(PROVIDED DATA)

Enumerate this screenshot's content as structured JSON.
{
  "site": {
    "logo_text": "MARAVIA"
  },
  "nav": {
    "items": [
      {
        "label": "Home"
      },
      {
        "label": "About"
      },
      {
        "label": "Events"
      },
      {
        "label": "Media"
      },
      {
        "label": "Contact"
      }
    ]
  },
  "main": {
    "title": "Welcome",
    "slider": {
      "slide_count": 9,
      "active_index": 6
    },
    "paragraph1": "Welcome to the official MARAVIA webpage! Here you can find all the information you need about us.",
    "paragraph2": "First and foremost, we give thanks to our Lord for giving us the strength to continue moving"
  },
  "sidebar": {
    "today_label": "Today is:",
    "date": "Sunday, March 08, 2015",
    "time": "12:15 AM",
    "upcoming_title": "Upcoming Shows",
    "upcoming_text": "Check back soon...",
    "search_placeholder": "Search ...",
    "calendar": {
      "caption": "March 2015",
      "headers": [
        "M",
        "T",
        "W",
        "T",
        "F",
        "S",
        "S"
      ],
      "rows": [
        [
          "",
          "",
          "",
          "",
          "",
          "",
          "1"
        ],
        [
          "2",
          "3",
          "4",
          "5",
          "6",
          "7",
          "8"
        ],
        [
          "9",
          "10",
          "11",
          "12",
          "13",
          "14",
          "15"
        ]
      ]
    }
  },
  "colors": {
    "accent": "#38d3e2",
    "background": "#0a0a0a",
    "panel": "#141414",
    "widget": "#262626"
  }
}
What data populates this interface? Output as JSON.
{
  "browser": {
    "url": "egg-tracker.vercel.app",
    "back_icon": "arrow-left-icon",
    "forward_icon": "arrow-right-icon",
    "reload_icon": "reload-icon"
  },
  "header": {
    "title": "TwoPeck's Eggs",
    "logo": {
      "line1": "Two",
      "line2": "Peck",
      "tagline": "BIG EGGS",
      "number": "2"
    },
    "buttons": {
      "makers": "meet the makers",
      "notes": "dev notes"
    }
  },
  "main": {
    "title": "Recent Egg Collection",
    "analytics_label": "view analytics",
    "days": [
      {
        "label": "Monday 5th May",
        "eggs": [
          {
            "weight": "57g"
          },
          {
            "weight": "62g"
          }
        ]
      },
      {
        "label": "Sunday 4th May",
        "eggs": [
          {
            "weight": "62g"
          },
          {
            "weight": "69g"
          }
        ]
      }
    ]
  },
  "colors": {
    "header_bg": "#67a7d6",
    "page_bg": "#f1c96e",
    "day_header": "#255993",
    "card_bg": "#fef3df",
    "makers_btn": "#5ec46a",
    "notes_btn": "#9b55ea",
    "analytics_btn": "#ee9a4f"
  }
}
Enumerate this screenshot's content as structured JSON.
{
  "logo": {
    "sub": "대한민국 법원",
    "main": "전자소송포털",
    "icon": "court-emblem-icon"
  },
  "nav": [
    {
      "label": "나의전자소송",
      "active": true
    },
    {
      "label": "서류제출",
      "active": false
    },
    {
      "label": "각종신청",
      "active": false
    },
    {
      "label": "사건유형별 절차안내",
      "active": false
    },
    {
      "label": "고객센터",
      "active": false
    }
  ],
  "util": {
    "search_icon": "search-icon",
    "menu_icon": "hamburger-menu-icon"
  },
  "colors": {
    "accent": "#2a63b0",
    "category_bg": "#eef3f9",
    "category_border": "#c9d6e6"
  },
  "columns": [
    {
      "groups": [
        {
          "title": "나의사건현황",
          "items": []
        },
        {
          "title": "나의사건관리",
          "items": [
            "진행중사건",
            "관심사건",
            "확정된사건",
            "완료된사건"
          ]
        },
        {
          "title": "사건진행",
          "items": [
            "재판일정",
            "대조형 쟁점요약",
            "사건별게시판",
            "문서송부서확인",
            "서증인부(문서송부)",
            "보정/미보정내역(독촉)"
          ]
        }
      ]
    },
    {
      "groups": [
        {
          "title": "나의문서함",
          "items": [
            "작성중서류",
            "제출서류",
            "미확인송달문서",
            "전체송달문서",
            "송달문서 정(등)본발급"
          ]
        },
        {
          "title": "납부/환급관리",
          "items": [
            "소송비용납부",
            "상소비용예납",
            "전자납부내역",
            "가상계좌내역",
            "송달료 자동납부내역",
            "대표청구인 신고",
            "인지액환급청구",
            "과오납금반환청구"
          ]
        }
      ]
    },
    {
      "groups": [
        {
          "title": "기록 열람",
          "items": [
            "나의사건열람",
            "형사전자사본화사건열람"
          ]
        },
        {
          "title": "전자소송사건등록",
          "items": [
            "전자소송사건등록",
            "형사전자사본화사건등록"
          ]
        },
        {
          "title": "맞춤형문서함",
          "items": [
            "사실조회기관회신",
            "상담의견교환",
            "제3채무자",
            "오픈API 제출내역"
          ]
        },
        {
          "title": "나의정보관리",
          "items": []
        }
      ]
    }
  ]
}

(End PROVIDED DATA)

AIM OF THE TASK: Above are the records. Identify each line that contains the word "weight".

SOLUTION FOR THIS PROBLEM:
            "weight": "57g"
            "weight": "62g"
            "weight": "62g"
            "weight": "69g"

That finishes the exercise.